▶ EXERCISE DETAILS
Reading through the lines below, count those that include the string "comfortable"; the answer is that number and nothing else.
-------------------------
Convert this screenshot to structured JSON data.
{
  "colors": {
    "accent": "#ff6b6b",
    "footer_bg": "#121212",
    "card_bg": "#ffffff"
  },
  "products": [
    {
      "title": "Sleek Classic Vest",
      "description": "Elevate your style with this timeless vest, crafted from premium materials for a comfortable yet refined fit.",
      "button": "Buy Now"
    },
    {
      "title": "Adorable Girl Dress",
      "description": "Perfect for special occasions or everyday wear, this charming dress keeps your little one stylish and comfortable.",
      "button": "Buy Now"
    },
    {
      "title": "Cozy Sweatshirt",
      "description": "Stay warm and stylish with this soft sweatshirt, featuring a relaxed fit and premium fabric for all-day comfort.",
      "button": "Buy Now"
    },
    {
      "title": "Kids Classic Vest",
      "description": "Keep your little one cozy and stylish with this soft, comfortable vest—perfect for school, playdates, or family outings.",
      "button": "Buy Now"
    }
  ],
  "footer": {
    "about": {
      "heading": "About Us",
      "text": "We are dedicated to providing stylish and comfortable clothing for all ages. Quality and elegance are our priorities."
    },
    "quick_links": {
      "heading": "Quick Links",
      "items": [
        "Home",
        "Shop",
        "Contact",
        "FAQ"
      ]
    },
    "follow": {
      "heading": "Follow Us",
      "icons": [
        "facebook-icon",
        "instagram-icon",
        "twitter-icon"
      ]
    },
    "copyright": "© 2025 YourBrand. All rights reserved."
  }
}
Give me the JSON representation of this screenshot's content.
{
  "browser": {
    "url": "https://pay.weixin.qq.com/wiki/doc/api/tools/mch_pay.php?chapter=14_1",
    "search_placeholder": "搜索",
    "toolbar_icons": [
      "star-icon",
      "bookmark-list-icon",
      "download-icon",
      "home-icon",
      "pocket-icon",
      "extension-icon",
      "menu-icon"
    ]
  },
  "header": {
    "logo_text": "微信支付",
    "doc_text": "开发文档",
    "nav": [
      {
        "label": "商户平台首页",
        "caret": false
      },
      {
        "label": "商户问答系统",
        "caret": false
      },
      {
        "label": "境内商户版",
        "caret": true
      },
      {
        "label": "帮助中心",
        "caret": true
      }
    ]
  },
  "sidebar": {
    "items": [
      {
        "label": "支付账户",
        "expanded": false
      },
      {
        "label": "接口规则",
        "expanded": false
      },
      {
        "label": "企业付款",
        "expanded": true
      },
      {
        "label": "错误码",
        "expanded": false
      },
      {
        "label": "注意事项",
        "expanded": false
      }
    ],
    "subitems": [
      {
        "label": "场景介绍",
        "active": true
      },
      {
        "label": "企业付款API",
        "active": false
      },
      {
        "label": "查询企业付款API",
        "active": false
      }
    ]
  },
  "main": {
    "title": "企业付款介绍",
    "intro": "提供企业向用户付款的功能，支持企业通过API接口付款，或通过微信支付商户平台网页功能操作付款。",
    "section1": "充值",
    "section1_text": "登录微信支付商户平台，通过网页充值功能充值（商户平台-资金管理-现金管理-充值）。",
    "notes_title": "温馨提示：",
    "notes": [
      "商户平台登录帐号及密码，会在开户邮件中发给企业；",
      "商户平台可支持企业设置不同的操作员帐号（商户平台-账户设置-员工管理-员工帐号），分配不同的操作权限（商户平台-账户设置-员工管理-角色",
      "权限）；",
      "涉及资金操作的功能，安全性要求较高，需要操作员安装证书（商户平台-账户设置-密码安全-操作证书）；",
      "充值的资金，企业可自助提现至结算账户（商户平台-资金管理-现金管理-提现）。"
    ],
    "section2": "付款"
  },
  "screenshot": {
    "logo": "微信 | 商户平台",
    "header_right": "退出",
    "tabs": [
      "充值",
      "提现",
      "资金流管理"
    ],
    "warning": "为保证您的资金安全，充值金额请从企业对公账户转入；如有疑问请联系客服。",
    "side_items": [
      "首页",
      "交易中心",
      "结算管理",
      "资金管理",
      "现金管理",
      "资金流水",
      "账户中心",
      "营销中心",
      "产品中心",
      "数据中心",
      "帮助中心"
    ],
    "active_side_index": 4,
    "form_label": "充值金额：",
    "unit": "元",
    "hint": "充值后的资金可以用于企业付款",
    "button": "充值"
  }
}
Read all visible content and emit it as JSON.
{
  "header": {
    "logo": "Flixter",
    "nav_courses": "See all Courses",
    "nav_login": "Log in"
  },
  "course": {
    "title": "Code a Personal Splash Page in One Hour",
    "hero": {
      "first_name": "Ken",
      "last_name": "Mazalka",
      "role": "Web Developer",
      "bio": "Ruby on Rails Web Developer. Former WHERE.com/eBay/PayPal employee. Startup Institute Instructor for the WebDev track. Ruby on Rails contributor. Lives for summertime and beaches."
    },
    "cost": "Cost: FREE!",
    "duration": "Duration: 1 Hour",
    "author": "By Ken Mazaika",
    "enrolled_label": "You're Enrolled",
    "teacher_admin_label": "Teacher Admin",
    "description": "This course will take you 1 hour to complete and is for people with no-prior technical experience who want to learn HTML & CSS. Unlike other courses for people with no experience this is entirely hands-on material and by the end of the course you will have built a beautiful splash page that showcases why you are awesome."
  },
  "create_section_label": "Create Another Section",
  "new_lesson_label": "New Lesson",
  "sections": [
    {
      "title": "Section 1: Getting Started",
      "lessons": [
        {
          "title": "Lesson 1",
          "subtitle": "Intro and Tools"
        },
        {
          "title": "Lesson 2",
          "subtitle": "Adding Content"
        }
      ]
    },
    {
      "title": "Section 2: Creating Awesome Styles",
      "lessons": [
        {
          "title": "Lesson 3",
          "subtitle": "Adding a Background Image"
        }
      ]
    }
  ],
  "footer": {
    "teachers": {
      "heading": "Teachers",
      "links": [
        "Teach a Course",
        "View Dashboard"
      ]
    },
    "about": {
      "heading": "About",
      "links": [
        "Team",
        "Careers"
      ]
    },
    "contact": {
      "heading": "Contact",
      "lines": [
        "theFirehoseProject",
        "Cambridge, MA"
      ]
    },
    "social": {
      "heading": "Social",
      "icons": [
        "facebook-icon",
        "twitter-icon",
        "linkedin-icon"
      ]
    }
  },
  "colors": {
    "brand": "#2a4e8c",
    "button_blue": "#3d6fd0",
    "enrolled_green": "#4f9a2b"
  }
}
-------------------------
▶ TASK RESPONSE
4